The U.S. Ninth  Circuit Court of Appeals has affirmed a lower court’s standing order barring VidAngel, from content filtering others’ productions so as to avoid creating“ a giant loophole in copyright law.”

Analysts saw the court ruling as a win for Hollywood studios. Disney, Warner Bros. and Twentieth Century Fox had battled VidAngel in recent months over the firm’s naughty behavior, buying single copies of Hollywood films, and then purportedly “cleaning” them of pornography, nudity, and violence, and then offering them through its service to subscribers. A federal judge already had ruled this violated studio copyrights and told VidAngel to stop. The company hasn’t helped itself with the court by, at one point, defying the judge’s order.

So what’s Hollywood’s persistent beef with versions of its works that are less racy, explosion- and gore- filled, and over all more family friendly? After all, as the online site Vox has noted, studios long have bowdlerized their own creations to appeal to wider, more lucrative audiences—and to keep out of harm’s way with occasionally powerful blue noses.

Court won’t open legal loophole

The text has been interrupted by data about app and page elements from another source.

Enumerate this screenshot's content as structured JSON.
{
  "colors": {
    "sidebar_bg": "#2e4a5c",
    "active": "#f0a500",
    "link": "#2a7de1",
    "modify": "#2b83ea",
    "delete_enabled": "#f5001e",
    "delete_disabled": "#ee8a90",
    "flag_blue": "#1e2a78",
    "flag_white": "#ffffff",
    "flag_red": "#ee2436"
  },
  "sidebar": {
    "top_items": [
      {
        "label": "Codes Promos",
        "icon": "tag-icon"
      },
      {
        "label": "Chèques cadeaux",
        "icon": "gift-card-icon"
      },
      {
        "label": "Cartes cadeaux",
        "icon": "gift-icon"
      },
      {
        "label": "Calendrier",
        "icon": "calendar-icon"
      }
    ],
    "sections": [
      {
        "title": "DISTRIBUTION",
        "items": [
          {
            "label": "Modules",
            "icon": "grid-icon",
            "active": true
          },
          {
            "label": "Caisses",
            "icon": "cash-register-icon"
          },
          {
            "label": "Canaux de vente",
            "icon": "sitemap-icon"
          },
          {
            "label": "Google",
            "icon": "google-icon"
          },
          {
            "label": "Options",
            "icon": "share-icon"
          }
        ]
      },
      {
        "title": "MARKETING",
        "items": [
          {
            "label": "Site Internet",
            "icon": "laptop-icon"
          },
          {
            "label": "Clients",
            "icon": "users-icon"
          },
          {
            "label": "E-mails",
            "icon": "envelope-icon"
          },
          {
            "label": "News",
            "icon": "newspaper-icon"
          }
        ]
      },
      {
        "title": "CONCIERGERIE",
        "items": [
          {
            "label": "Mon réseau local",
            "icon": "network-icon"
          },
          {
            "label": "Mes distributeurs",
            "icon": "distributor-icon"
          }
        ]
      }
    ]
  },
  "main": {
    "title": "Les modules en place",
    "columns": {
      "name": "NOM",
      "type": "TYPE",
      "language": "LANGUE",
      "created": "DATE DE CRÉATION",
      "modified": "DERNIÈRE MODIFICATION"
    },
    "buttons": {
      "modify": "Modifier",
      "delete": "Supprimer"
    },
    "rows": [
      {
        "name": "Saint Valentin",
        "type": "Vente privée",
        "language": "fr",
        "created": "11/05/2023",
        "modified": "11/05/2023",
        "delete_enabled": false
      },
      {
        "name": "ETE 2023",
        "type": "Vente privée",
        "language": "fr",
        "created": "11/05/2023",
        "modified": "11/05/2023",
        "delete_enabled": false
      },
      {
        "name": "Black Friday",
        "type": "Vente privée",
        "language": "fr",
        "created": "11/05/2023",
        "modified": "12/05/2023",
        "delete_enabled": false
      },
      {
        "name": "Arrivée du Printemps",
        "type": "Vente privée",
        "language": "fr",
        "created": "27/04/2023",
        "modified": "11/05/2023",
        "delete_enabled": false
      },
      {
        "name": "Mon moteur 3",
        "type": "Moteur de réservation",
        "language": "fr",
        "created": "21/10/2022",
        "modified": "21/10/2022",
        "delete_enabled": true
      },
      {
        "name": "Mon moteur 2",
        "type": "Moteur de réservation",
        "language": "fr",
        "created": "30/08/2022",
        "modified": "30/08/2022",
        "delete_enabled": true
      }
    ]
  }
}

“But,”ruled federal appellate Judge Andrew D. Hurwitz in the VidAngel case, “virtually all piracy of movies originates in some way from a legitimate copy. If the mere purchase of an authorized copy alone precluded infringement liability under [copyright licensing law], , the statute would severely erode the commercial value of the public performance right in the digital context, permitting, for example, unlicensed streams which filter out only a movie’s credits.”

If VidAngel’s sanitizing of films were allowed in violation of  the Digital Millennium Copyright Act (DMCA),the court pointed out, “VidAngel’s interpretation would create a giant loophole in Copyright Law, sanctioning infringement so long as it filters some content and a copy of the work was lawfully purchased at some point.”

Family film night’s future?

So what’s the future of family movie night? I remember while growing up that  our household’s Friday nights,  the only night when  we were allowed pizza and other junk food for dinner, revolved around a movie —which was never easy to pick and prompted lots of discussion. The  movie had to be  appropriate for us kids but not annoying or boring for our parents. They suffered through a lot of kiddy movies over the years, but maybe that’s part of parenting, right?

For kids, however, there is a growing body of research indicating that excessive exposure via movies and other media to tawdry and rough content may cause harms. And while services like VidAngel may be one tech-based option, there’s another classic. It makes this sound on devices, “click.” With Hollywood suffering through one of its worst-ever summer box office seasons, studio moguls just may be more receptive (or not) to creative re-thinking about how to lure and engage the big audiences needed to support the big-dollar studio-based empires. Families once were among their key audiences, and smutty, violent pictures, whether they’re straight from comic books and sequels, may not be an E-ticket any more.